DFO R. Côté



Proposed Recovery Strategy for the Blue Whale

By Hugues Bouchard

A recovery strategy for the blue whale will soon be available for comments on the public registry of the Species at Risk Act. Developed by the blue whale recovery team, comprised of a dozen members from various departments or organizations, this strategy identifies what must be done to stop or reverse the decline of the species. The goal of the recovery strategy is to reach a population of at least 1,000 mature blue whales.

The blue whale population in the Northwest Atlantic was added to the Species at Risk Act (SARA) list as an endangered species in January 2005. At this time, it is estimated that the number of mature animals of this population does not exceed 250 individuals. Commercial whale hunting historically carried out in the Atlantic reduced the population by about 70%; at least 1,500 blue whales were killed before the 1960s in eastern Canada waters.

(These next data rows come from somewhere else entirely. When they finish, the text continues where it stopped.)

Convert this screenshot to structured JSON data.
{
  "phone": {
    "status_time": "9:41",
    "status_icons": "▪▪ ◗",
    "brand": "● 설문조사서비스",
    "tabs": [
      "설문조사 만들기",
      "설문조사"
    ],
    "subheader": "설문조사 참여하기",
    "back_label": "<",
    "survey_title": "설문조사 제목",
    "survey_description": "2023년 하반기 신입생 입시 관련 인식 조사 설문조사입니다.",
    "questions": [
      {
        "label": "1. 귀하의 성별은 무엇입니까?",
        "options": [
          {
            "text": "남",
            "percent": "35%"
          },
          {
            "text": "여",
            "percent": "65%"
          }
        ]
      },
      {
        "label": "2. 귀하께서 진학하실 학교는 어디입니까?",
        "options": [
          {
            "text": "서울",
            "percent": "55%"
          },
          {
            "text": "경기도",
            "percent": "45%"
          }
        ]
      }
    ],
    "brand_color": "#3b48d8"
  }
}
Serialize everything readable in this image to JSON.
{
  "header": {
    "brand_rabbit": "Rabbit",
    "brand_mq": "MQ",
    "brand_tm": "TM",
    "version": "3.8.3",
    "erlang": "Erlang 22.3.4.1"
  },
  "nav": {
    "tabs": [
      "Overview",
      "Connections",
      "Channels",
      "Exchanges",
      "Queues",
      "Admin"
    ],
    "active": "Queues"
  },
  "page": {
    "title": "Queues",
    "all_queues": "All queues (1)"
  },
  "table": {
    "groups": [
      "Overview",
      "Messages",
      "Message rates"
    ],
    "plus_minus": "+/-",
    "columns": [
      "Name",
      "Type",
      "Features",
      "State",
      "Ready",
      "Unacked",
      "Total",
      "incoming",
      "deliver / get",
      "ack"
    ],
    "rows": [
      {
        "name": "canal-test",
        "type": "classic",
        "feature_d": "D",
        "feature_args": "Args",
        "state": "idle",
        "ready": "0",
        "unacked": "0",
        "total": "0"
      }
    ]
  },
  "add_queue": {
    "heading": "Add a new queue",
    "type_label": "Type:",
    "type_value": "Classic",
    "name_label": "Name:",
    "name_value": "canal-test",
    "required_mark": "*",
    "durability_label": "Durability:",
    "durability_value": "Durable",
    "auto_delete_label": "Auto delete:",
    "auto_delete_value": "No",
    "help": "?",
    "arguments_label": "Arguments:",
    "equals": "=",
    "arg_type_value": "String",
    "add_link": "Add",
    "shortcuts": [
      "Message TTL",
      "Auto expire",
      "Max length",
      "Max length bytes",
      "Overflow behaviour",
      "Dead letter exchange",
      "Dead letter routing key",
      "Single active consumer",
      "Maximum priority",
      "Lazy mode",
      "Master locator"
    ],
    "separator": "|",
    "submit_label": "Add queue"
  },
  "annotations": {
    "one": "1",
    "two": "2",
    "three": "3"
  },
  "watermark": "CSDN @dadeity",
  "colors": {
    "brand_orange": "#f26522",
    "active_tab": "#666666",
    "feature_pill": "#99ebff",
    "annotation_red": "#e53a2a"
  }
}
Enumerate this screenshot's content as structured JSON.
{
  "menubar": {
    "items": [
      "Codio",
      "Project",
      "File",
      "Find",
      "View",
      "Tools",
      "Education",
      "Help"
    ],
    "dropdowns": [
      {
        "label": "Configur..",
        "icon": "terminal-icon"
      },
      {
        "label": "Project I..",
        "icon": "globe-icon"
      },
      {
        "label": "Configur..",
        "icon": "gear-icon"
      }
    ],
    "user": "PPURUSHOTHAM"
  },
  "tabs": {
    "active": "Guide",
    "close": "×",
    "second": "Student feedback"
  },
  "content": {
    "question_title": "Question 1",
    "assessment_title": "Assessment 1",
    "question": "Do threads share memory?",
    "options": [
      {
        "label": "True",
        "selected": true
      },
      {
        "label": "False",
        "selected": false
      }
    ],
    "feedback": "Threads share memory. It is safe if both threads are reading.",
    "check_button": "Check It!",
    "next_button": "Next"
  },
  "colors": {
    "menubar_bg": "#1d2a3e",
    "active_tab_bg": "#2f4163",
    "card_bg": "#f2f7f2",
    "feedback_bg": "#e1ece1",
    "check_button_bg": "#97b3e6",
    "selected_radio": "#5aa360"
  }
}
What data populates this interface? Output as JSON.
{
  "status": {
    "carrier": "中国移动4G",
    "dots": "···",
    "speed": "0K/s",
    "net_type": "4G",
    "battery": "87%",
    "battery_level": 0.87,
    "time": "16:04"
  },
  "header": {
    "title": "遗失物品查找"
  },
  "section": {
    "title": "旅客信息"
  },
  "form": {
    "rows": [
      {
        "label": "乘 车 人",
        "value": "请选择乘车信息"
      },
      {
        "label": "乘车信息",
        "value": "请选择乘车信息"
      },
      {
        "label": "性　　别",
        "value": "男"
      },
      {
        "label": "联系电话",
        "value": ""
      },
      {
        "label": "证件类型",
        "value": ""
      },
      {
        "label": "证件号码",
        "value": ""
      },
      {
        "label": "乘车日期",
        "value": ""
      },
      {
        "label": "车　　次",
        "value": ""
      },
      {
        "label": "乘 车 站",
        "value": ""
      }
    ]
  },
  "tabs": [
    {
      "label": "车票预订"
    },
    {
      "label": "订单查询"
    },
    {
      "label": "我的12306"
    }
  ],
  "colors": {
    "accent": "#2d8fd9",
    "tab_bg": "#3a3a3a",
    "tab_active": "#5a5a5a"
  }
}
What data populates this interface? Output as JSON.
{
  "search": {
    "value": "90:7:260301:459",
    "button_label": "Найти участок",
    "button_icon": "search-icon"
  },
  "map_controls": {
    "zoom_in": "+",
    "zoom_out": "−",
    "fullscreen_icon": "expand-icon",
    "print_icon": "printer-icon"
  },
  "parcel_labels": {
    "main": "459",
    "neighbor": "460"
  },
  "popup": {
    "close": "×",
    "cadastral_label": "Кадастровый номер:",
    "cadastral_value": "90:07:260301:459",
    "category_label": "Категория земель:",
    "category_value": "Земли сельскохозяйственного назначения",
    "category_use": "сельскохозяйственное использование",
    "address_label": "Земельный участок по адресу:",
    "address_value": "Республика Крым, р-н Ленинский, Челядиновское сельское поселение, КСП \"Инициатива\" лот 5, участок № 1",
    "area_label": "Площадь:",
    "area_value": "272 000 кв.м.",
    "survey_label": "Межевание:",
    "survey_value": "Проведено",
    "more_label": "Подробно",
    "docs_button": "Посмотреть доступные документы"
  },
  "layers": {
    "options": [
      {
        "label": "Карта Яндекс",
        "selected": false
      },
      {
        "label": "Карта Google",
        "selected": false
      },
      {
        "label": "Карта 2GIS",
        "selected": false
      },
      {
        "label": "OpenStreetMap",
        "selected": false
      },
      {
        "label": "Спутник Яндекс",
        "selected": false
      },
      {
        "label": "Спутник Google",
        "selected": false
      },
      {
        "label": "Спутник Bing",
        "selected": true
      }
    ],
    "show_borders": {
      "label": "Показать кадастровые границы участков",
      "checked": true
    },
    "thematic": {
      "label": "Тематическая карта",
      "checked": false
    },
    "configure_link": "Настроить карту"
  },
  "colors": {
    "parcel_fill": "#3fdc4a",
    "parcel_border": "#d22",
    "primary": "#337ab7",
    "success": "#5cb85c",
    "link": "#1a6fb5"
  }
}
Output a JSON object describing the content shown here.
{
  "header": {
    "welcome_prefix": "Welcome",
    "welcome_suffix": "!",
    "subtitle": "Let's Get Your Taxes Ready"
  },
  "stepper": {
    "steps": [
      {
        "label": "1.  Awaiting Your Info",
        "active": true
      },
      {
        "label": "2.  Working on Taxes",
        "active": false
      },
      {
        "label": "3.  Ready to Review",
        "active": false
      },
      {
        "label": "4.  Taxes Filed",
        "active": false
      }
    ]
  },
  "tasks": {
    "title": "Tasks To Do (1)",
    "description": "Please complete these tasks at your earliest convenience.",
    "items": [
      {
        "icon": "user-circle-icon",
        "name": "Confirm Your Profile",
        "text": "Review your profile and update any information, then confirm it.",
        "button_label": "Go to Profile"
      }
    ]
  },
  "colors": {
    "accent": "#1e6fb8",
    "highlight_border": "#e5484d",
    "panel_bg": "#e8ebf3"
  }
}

In addition to historic hunting and natural sources of mortality (i.e., ice entrapments and predation), a total of nine threats to the recovery of blue whales are listed in this recovery strategy. Because of this population’s small size, even the activities affecting a small number of individuals can have a significant impact on the species’ survival in the Atlantic.

The recovery strategy identified a number of measures to stop the decline of the blue whale. Here are some of them:

• Ensure that all man-made activities that include intense acoustic sources (e.g., seismic exploration, military operations, explosions, drilling) be subject to rigorous examination in order to evaluate their direct and indirect impact on blue whales, and implement mitigation measures when required;

• Identify overlapping areas between shipping lanes and marine mammal concentration areas and assess the options in order to minimize blue whale exposure to vessel noise and risk of collisions;

• Promote the continuation of the moratorium on forage species until better knowledge is available in terms of their ability to sustain the blue whale population;

• Implement a blue whale carcass necropsy programme in eastern Canada in order to systematically identify the causes of mortality.

To comment on the proposed recovery strategy, visit or contact the Species at Risk Coordination Office, at 1-877-775-0848 or

Picture - Blue whale
MPO J.F. Gosselin


Among the threats described, two could represent a high risk for the blue whale population due to their probability of occurrence or acuity:

• Man-made noise which potentially alters blue whale habitat and behaviour;
• Food availability

Three could represent a medium risk:

• Persistent marine contaminants;
• Collisions with ships;
• Disturbance caused by touristic or scientific whale-watching activities.

Four could represent a lower risk:

• Physical damage caused by noise;
• Accidental entanglements in fishing gear;
• An epizootic;
• Toxic product spills.


This word is used when a disease affects an animal species or a group of species as a whole in a more or less extensive area. An epizootic can be defined as an epidemic that affects animals.



February - March 2008
Volume 11
Number 1

Published by:
Fisheries and Oceans Canada
Quebec Region
Communications Branch
104, Dalhousie St.
Quebec (Québec)  G1K 7Y7
Telephone: (418) 648-7747

Caroline Hilt

Viviane Haeberlé

Visual Coordinator:
Denis Chamard